Filed Under Documentation

Wireguard VPN Protocol

WireGuard is one of the latest open-source communications protocols that has been designed to replace IPSec and OpenVPN by simplifying the installation and configuration process while also offering reduced latency and better reliability. The application is published under the GPLv2 license, the same license as the Linux kernel, to promote more widespread adoption.

VPN Glossary of Terms

Full Glossary for all the terms related to VPN (Virtual Private Networks).

SSTP VPN Protocol

The Secure Socket Tunneling Protocol (SSTP) was developed by Microsoft specifically as a Windows operating system protocol to enable protected remote access to client devices and servers. The “Secure Socket Tunneling Protocol Service” is integrated as a standard service in all currently supported versions of Microsoft operating systems. This service supports SSTP Virtual Private Network (VPN) connections to remote networked devices. SSTP is available for installation on Linux, Mac, Android, and Linux systems relatively effortlessly.

PPTP VPN Protocol

Point-to-Point Tunneling Protocol (PPTP) was developed in the 1990s by a consortium of computing and telecommunications companies that included Microsoft and 3Com. This led to integrating PPTP into the Windows operating system as a standard feature, which drove its universal adoption for Virtual Private Network (VPN) service providers. Details of PPTP implementation are available from the Internet Engineering Task Force (IETF) open standards organization.

OpenVPN VPN Protocol

OpenVPN is an open-source virtual private network (VPN) system that implements techniques to create secure point-to-point or site-to-site connections. It was developed to be compatible with the most commonly used operating systems and offer configuration options that maximize flexibility, including using either Transmission Control Protocol (TCP) or User Datagram Protocol (UDP) communications. The application is published under the GNU General Public License (GPL) to promote more widespread adoption.

L2TP VPN Protocol

The Layer Two Tunneling Protocol (L2TP) was developed in the 1990s as a successor to Point-to-Point Tunneling Protocol (PPTP) by a consortium that included Microsoft and Cisco. The protocol takes features from PPTP and Cisco’s L2F (Layer 2 Forwarding) protocol to resolve some of the PPTP limitations. L2TP is native to both Windows and macOS operating systems.

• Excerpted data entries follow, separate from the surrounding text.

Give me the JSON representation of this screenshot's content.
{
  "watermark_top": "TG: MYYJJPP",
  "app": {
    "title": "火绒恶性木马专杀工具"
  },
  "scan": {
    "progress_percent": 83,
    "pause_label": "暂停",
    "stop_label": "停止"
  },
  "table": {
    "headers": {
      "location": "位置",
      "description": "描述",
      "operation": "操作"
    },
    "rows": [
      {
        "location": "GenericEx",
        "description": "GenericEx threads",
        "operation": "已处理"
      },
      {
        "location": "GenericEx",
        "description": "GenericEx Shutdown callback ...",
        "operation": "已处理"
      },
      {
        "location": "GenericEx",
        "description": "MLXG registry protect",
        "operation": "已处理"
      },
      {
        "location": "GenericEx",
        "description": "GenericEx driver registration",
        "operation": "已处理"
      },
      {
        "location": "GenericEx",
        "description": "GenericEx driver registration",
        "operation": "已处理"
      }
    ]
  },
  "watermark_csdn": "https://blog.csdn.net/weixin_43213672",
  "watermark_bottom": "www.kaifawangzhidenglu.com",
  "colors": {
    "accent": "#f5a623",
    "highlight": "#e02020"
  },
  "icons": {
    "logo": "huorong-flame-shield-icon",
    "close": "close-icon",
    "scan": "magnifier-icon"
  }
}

Details of original L2TP implementation are available from the Internet Engineering Task Force (IETF) open standards organization. A later version of this protocol, L2TPv3, has been developed to enhance the encapsulation process and security improvements.

Encryption and Hashing Explained

Encryption is a technique of encoding data so that only authorized persons can access the information it holds. This can be messages sent between a sender and recipient, data stored in a shared area, or personal information stored locally. Any third party intercepting, eavesdropping, or otherwise attempting to access the encoded data cannot decipher its contents.

Onion Routing Explained

Onion routing was initially developed in the mid-1990s at the US Naval Research Laboratory and further developed by the Defense Advanced Research Projects Agency (DARPA). This technique was patented by the Navy in 1998, the patent document providing interesting background information to the original concept.

Onion routing is the term used to describe a method of applying anonymity to network messages by wrapping each message in distinct layers of protection to hide the routing of the messages between a client device and a destination device. The messages are encapsulated in layers of encryption analogous to the layers of an onion, hence its name.

TOR Explained

The Onion Router (Tor) was conceived to implement onion routing using free and open-source software that would be available for anyone to use. Onion routing is a method of applying anonymity to network messages by wrapping each message in layers of protection to hide the routing of the messages between a client device and a destination device. Tor provides the means to implement this anonymized message routing.